*Task to carry out*
Your answer must be every line of the data that holds the string "What".

[Excerpts from an interface dataset]
________________________

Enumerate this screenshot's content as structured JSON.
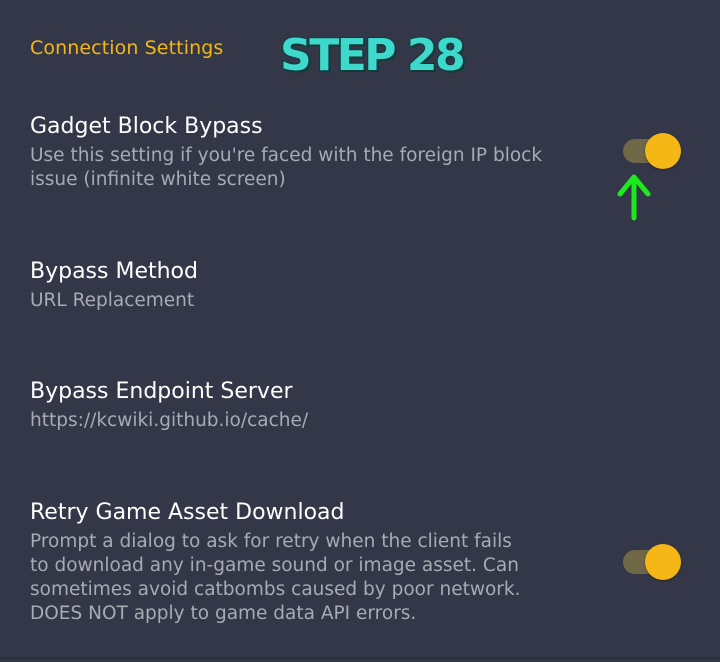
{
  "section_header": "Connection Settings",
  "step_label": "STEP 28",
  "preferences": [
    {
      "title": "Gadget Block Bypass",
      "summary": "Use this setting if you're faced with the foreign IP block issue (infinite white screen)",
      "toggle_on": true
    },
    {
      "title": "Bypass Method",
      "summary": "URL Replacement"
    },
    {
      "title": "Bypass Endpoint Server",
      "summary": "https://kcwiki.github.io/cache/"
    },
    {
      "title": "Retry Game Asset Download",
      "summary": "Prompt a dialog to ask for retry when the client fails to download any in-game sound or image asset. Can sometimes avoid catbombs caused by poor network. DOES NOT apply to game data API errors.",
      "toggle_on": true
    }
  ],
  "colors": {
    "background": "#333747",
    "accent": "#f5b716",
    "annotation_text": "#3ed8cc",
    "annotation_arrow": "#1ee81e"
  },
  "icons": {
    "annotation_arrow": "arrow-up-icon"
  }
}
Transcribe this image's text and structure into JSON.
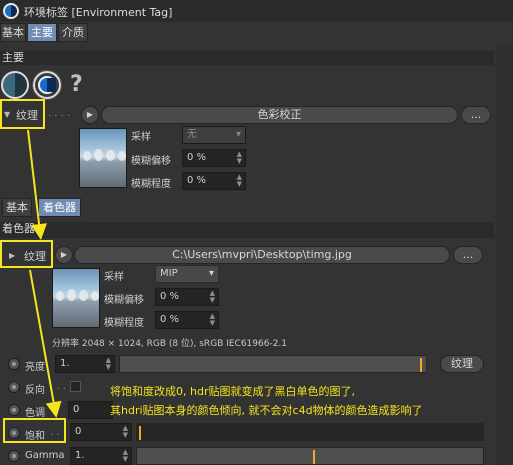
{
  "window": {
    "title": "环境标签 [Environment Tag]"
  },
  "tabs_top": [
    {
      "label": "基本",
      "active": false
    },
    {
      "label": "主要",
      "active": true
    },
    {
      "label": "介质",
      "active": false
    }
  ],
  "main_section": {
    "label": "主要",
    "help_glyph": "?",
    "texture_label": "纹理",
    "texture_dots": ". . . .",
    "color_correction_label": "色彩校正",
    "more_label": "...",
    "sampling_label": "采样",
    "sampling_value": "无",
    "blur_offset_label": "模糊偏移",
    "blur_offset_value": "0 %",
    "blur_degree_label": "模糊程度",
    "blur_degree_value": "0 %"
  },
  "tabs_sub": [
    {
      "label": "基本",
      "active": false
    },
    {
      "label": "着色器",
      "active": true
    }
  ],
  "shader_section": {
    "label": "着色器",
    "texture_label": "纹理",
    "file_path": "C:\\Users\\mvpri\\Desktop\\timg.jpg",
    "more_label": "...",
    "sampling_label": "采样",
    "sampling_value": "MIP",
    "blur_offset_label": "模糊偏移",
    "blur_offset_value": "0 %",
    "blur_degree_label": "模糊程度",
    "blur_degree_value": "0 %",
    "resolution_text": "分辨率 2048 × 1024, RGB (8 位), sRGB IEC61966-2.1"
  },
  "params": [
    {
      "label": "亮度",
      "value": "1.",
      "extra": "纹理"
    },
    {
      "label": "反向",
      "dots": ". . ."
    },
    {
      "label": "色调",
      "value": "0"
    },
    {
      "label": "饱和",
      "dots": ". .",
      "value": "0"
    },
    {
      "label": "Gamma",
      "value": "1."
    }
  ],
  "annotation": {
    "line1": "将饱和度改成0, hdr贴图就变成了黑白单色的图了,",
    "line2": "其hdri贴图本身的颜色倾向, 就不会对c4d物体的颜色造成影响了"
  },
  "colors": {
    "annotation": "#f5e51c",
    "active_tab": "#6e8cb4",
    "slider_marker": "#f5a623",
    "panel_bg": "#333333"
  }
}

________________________

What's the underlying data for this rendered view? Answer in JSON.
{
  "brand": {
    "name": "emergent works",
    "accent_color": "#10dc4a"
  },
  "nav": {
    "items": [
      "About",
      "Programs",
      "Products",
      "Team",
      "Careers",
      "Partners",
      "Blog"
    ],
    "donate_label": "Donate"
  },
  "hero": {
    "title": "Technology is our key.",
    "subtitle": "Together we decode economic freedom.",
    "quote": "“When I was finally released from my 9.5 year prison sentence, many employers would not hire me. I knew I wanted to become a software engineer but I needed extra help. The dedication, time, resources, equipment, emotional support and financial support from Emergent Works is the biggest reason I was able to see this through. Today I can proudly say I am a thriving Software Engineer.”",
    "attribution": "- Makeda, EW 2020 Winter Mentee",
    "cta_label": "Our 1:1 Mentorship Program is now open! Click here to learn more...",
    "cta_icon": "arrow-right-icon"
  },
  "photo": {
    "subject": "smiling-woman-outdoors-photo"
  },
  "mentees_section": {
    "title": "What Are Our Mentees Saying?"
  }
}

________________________

*Task output*
What's the underlying data for this rendered view? Answer in JSON.
    "title": "What Are Our Mentees Saying?"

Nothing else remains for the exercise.